* _Exercise objective_: If a line in the entries below contains "path", copy it.

Stored items:
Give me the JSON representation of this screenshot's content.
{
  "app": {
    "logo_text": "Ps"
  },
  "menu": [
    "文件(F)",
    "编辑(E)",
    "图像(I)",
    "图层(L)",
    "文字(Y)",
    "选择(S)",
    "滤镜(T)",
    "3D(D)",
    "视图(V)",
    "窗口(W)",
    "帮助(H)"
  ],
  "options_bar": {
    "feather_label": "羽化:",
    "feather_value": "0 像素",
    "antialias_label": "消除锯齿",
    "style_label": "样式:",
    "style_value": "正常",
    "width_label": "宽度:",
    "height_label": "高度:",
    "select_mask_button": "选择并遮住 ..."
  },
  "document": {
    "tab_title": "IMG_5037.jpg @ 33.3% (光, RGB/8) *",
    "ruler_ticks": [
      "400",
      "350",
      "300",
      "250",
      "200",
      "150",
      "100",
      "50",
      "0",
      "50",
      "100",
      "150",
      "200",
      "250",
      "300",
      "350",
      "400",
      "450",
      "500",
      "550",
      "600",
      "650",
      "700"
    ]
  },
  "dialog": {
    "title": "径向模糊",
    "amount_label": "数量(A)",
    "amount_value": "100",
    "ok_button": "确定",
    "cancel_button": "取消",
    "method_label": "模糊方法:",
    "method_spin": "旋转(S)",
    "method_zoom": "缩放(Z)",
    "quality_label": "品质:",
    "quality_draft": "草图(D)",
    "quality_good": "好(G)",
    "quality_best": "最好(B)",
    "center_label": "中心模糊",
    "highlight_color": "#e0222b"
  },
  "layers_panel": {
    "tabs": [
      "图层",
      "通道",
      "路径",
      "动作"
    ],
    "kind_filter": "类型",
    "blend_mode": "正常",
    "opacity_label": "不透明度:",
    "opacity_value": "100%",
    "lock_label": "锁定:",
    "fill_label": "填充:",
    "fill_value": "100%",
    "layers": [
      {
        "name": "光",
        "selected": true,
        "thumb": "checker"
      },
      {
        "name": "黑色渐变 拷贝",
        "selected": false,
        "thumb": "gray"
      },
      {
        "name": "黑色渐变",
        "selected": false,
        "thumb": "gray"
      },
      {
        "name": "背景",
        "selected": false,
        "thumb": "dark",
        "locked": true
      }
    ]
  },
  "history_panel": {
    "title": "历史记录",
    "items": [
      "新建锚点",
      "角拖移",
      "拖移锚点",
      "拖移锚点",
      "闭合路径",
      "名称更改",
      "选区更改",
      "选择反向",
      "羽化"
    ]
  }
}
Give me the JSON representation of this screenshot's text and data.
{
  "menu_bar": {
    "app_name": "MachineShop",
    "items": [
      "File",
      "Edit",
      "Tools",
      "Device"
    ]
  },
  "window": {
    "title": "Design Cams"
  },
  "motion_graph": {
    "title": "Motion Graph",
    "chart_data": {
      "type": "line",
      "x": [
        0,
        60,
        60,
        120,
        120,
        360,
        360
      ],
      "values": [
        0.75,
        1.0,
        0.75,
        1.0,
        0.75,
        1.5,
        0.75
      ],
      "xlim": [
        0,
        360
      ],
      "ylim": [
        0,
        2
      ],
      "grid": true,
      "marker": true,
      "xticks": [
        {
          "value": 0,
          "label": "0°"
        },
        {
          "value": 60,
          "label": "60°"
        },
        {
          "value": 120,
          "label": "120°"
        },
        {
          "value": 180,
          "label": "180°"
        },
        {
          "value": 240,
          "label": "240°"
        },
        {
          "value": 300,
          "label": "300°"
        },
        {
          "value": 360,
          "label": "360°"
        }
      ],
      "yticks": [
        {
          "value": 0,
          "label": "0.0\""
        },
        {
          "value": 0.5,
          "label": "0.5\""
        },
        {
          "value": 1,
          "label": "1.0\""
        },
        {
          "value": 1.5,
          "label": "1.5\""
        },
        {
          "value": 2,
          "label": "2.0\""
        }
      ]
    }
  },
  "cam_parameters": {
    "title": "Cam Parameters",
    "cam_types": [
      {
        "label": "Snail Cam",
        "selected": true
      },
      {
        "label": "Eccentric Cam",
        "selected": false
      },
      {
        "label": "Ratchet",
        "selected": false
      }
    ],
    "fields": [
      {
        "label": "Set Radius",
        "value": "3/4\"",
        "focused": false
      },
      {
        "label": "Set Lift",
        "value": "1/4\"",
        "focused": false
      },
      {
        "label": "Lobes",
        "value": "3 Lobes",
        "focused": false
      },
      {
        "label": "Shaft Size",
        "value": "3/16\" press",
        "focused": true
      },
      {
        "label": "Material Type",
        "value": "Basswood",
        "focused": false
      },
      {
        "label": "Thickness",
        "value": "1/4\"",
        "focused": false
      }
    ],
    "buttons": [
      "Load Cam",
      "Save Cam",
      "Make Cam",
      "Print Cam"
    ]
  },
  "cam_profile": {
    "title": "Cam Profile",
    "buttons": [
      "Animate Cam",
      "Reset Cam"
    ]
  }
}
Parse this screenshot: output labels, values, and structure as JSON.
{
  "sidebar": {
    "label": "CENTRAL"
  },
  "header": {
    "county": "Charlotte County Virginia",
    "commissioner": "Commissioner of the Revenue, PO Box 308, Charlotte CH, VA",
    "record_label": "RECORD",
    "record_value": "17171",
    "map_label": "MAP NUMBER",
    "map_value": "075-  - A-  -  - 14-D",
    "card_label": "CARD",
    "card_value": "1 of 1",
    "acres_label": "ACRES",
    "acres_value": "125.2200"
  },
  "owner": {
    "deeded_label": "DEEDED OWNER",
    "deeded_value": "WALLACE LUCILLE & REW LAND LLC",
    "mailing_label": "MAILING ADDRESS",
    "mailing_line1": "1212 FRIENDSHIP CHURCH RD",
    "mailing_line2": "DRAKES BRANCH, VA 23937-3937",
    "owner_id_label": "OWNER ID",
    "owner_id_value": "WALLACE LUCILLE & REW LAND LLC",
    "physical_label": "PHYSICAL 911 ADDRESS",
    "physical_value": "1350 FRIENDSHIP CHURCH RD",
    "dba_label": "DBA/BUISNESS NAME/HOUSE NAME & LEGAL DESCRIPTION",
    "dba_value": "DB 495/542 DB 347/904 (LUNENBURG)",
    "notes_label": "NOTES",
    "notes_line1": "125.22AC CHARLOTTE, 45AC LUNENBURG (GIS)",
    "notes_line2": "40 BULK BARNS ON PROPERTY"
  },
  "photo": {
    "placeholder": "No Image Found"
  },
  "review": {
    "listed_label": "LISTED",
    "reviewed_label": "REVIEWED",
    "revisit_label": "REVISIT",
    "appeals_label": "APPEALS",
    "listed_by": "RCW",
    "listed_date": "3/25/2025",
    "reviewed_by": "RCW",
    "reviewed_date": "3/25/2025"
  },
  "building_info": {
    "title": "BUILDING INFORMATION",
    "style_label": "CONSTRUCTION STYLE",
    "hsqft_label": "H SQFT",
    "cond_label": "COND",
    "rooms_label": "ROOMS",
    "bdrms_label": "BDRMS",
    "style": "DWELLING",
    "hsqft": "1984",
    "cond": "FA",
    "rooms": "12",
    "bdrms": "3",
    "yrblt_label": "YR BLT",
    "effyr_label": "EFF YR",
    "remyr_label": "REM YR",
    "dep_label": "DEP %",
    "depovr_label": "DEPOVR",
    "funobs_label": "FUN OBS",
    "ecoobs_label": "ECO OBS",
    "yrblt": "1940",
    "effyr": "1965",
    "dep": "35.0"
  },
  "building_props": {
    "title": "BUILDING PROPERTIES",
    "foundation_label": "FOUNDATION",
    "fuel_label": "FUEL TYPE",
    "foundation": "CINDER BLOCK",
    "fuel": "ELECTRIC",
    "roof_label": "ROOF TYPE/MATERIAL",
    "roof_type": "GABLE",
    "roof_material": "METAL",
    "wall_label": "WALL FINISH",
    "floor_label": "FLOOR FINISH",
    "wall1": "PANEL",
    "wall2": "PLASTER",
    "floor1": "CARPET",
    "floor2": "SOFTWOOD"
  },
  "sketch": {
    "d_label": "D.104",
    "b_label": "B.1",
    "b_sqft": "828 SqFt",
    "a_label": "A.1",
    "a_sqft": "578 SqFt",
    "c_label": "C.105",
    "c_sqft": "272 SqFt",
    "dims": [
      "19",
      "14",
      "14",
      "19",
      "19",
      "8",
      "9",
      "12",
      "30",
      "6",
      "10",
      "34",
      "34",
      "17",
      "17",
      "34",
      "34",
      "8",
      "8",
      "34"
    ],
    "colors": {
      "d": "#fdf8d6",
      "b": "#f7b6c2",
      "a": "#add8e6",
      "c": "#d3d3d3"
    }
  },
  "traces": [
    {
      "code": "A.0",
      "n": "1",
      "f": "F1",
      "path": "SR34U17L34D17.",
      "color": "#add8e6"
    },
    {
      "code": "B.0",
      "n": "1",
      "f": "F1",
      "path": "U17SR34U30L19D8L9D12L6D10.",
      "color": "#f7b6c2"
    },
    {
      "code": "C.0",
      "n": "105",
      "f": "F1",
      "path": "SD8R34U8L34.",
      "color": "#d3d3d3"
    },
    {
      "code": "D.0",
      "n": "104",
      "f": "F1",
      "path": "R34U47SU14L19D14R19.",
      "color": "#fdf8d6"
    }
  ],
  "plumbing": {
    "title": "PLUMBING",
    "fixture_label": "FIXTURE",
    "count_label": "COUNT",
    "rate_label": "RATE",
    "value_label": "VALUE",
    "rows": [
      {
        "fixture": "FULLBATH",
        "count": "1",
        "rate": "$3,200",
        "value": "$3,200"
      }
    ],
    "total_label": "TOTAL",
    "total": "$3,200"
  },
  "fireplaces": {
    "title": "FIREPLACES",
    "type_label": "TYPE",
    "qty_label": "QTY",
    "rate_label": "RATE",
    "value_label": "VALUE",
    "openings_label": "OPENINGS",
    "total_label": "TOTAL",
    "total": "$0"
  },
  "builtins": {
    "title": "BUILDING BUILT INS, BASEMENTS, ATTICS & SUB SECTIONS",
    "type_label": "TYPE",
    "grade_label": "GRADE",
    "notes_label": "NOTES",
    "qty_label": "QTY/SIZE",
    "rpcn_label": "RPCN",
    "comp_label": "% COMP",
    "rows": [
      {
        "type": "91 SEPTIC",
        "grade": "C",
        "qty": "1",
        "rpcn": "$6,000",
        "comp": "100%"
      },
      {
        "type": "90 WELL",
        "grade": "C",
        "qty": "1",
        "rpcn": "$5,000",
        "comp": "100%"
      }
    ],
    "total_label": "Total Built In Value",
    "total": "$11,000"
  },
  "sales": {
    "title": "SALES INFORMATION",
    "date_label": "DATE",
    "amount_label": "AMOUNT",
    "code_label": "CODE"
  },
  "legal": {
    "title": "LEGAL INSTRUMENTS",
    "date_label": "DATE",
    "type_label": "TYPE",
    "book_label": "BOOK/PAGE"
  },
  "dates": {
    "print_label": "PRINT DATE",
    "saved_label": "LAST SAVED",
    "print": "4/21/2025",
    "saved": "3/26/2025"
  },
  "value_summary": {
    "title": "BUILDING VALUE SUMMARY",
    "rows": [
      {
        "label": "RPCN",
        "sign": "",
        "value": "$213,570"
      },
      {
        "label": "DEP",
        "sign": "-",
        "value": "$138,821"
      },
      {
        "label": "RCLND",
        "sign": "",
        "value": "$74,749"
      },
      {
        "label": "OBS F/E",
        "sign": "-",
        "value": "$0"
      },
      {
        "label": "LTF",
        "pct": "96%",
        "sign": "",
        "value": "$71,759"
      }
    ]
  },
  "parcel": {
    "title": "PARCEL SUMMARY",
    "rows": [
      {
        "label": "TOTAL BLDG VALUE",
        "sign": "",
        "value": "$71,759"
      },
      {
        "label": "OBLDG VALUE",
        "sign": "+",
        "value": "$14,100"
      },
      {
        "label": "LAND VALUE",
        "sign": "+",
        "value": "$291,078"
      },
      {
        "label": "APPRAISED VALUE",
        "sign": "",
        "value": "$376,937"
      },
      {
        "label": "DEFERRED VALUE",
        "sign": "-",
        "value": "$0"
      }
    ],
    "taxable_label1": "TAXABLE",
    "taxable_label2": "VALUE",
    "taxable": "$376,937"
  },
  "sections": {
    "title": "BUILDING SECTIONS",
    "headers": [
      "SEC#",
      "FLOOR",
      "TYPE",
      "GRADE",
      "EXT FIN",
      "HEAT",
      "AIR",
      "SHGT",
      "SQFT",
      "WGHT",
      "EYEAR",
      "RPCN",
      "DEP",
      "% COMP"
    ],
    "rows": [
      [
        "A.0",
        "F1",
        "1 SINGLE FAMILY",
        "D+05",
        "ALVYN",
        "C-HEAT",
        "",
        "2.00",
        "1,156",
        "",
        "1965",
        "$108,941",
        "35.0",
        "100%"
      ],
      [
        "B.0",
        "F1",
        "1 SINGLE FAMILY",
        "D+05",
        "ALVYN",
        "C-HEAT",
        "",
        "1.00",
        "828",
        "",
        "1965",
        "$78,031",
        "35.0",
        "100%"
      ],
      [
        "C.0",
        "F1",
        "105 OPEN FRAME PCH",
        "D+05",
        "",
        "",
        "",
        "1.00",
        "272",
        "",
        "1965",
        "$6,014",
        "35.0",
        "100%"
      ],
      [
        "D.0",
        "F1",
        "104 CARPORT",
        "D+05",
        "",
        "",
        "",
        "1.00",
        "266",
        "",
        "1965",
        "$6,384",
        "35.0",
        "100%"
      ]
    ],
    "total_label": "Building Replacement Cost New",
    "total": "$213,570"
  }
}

* _Reply_:
      "path": "SR34U17L34D17.",
      "path": "U17SR34U30L19D8L9D12L6D10.",
      "path": "SD8R34U8L34.",
      "path": "R34U47SU14L19D14R19.",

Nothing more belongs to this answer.